[Personality disorders are] pervasive, maladaptive, and chronic patterns of behavior, thinking, and feeling, ultimately leading to distress and dysfunction. Patients with personality disorders suffer from distorted perceptions of reality and abnormal affective behavior, manifesting in maladaptive coping mechanisms and distress. 2The psychiatric profession groups personality disorders into three clusters, unimaginatively called A, B, and C. Cluster-B, which is particularly relevant to Trump, is sometimes labeled the "dramatic/emotional/erratic" cluster and includes antisocial, narcissistic, histrionic, and "borderline" personality disorders 3. Commonly, patients will have more than one diagnosed disorder from within a cluster.
Narcissistic personality disorder: I have no problem calling Donald a narcissist -- he meets all nine criteria [listed in the DSM-5 book] 4b... [But] this is far beyond garden-variety narcissism; Donald is not simply weak; his ego is a fragile thing that must be bolstered every moment because he knows deep down that he is nothing of what he claims to be. 4c Antisocial personality disorder: A case could be made that he also meets the criteria for antisocial personality disorder, which in its most severe form is generally considered a sociopathy but can also refer to chronic criminality, arrogance, and disregard for the rights of others. 4d Dependent personality disorder: [from Cluster-C] Donald may also meet some of the criteria for dependent personality disorder, the hallmarks of which include an inability to make decisions or take resposibility, discomfort with being alone, and going to excessive lengths to obtain support from others. 4e Other: Dr. Trump entertains the possibility of "a long undiagnosed learning disability that for decades has interfered with his ability to process information" 4e, as well as a co-morbid sleep disorder 4e.She summarizes:
Donald's pathologies are so complex and his behaviors so often inexplicable that coming up with an accurate and comprehensive diagnosis would require a full battery of psychological and neuropsychological tests that he'll never sit for. 4dTestifying to the accuracy of this statement is the large number of relatively minor, but still unfathomable, behaviors noted elsewhere on this page: his caffeine hyper-consumption, his multiple personal fears, his germaphobia, his sexual bravado as expiation for the cowardice of his illegal draft evasion, his sensitivity about his hand size, his laughable hair style, his overabundant skin make-up, and so on.
Delusions are fixed beliefs that are not amenable to change in light of conflicting evidence.
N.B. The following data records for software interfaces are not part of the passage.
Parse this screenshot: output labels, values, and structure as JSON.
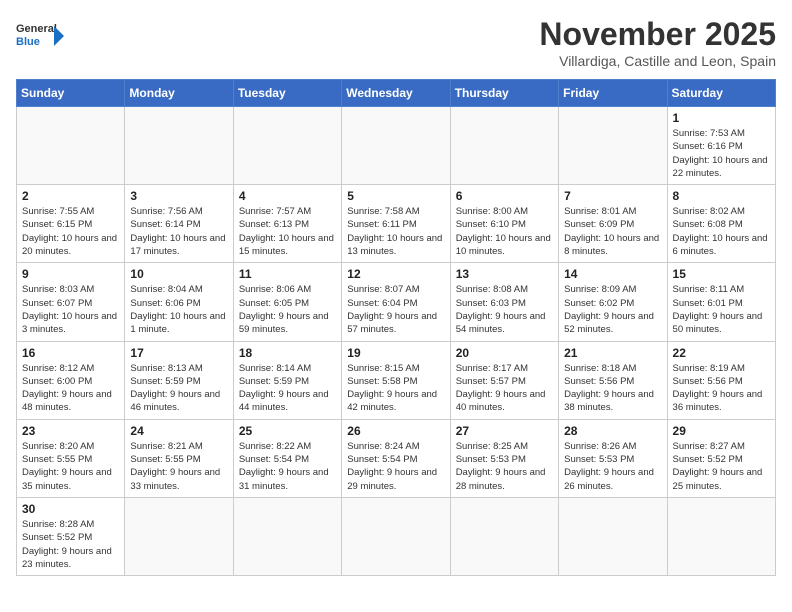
{
  "header": {
    "logo_general": "General",
    "logo_blue": "Blue",
    "month_title": "November 2025",
    "location": "Villardiga, Castille and Leon, Spain"
  },
  "weekdays": [
    "Sunday",
    "Monday",
    "Tuesday",
    "Wednesday",
    "Thursday",
    "Friday",
    "Saturday"
  ],
  "weeks": [
    [
      {
        "day": "",
        "info": ""
      },
      {
        "day": "",
        "info": ""
      },
      {
        "day": "",
        "info": ""
      },
      {
        "day": "",
        "info": ""
      },
      {
        "day": "",
        "info": ""
      },
      {
        "day": "",
        "info": ""
      },
      {
        "day": "1",
        "info": "Sunrise: 7:53 AM\nSunset: 6:16 PM\nDaylight: 10 hours and 22 minutes."
      }
    ],
    [
      {
        "day": "2",
        "info": "Sunrise: 7:55 AM\nSunset: 6:15 PM\nDaylight: 10 hours and 20 minutes."
      },
      {
        "day": "3",
        "info": "Sunrise: 7:56 AM\nSunset: 6:14 PM\nDaylight: 10 hours and 17 minutes."
      },
      {
        "day": "4",
        "info": "Sunrise: 7:57 AM\nSunset: 6:13 PM\nDaylight: 10 hours and 15 minutes."
      },
      {
        "day": "5",
        "info": "Sunrise: 7:58 AM\nSunset: 6:11 PM\nDaylight: 10 hours and 13 minutes."
      },
      {
        "day": "6",
        "info": "Sunrise: 8:00 AM\nSunset: 6:10 PM\nDaylight: 10 hours and 10 minutes."
      },
      {
        "day": "7",
        "info": "Sunrise: 8:01 AM\nSunset: 6:09 PM\nDaylight: 10 hours and 8 minutes."
      },
      {
        "day": "8",
        "info": "Sunrise: 8:02 AM\nSunset: 6:08 PM\nDaylight: 10 hours and 6 minutes."
      }
    ],
    [
      {
        "day": "9",
        "info": "Sunrise: 8:03 AM\nSunset: 6:07 PM\nDaylight: 10 hours and 3 minutes."
      },
      {
        "day": "10",
        "info": "Sunrise: 8:04 AM\nSunset: 6:06 PM\nDaylight: 10 hours and 1 minute."
      },
      {
        "day": "11",
        "info": "Sunrise: 8:06 AM\nSunset: 6:05 PM\nDaylight: 9 hours and 59 minutes."
      },
      {
        "day": "12",
        "info": "Sunrise: 8:07 AM\nSunset: 6:04 PM\nDaylight: 9 hours and 57 minutes."
      },
      {
        "day": "13",
        "info": "Sunrise: 8:08 AM\nSunset: 6:03 PM\nDaylight: 9 hours and 54 minutes."
      },
      {
        "day": "14",
        "info": "Sunrise: 8:09 AM\nSunset: 6:02 PM\nDaylight: 9 hours and 52 minutes."
      },
      {
        "day": "15",
        "info": "Sunrise: 8:11 AM\nSunset: 6:01 PM\nDaylight: 9 hours and 50 minutes."
      }
    ],
    [
      {
        "day": "16",
        "info": "Sunrise: 8:12 AM\nSunset: 6:00 PM\nDaylight: 9 hours and 48 minutes."
      },
      {
        "day": "17",
        "info": "Sunrise: 8:13 AM\nSunset: 5:59 PM\nDaylight: 9 hours and 46 minutes."
      },
      {
        "day": "18",
        "info": "Sunrise: 8:14 AM\nSunset: 5:59 PM\nDaylight: 9 hours and 44 minutes."
      },
      {
        "day": "19",
        "info": "Sunrise: 8:15 AM\nSunset: 5:58 PM\nDaylight: 9 hours and 42 minutes."
      },
      {
        "day": "20",
        "info": "Sunrise: 8:17 AM\nSunset: 5:57 PM\nDaylight: 9 hours and 40 minutes."
      },
      {
        "day": "21",
        "info": "Sunrise: 8:18 AM\nSunset: 5:56 PM\nDaylight: 9 hours and 38 minutes."
      },
      {
        "day": "22",
        "info": "Sunrise: 8:19 AM\nSunset: 5:56 PM\nDaylight: 9 hours and 36 minutes."
      }
    ],
    [
      {
        "day": "23",
        "info": "Sunrise: 8:20 AM\nSunset: 5:55 PM\nDaylight: 9 hours and 35 minutes."
      },
      {
        "day": "24",
        "info": "Sunrise: 8:21 AM\nSunset: 5:55 PM\nDaylight: 9 hours and 33 minutes."
      },
      {
        "day": "25",
        "info": "Sunrise: 8:22 AM\nSunset: 5:54 PM\nDaylight: 9 hours and 31 minutes."
      },
      {
        "day": "26",
        "info": "Sunrise: 8:24 AM\nSunset: 5:54 PM\nDaylight: 9 hours and 29 minutes."
      },
      {
        "day": "27",
        "info": "Sunrise: 8:25 AM\nSunset: 5:53 PM\nDaylight: 9 hours and 28 minutes."
      },
      {
        "day": "28",
        "info": "Sunrise: 8:26 AM\nSunset: 5:53 PM\nDaylight: 9 hours and 26 minutes."
      },
      {
        "day": "29",
        "info": "Sunrise: 8:27 AM\nSunset: 5:52 PM\nDaylight: 9 hours and 25 minutes."
      }
    ],
    [
      {
        "day": "30",
        "info": "Sunrise: 8:28 AM\nSunset: 5:52 PM\nDaylight: 9 hours and 23 minutes."
      },
      {
        "day": "",
        "info": ""
      },
      {
        "day": "",
        "info": ""
      },
      {
        "day": "",
        "info": ""
      },
      {
        "day": "",
        "info": ""
      },
      {
        "day": "",
        "info": ""
      },
      {
        "day": "",
        "info": ""
      }
    ]
  ]
}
Their content may include a variety of themes (e.g., persecutory, referential, somatic, religious, grandiose).The last sentence of the definition is of special interest, as it may explain why so large a fraction of the American population could adhere to Trump's delusions.
[[ Elided: definition of "bizarre delusions" and its examples ]] The distinction between a delusion and a strongly held idea is sometimes difficult to make and depends in part on the degree of conviction with which the belief is held despite clear or reasonable contradictory evidence regarding its veracity.
- Persecutory delusions (i.e., the belief that one is going to be harmed, harassed, and so forth by an individual, organization, or other group) are most common.
- Referential delusions (i.e., belief that certain gestures, comments, environmental cues, and so forth are directed at oneself) are also common.
- Grandiose delusions (i.e., when an individual believes that he or she has exceptional abilities, wealth, or fame) and erotomanic delusions (i.e., when an individual believes falsely that another person is in love with him or her) are also seen.
- Nihilistic delusions involve the conviction that a major catastrophe will occur, and
- somatic delusions focus on preoccupations regarding health and organ function.
a pp.12-14 b p.12 c p.198 d pp.12-13 e pp.13Comment: This Trump, niece of Donald Trump, is an experienced and well-trained Ph.D. psychologist (see p12).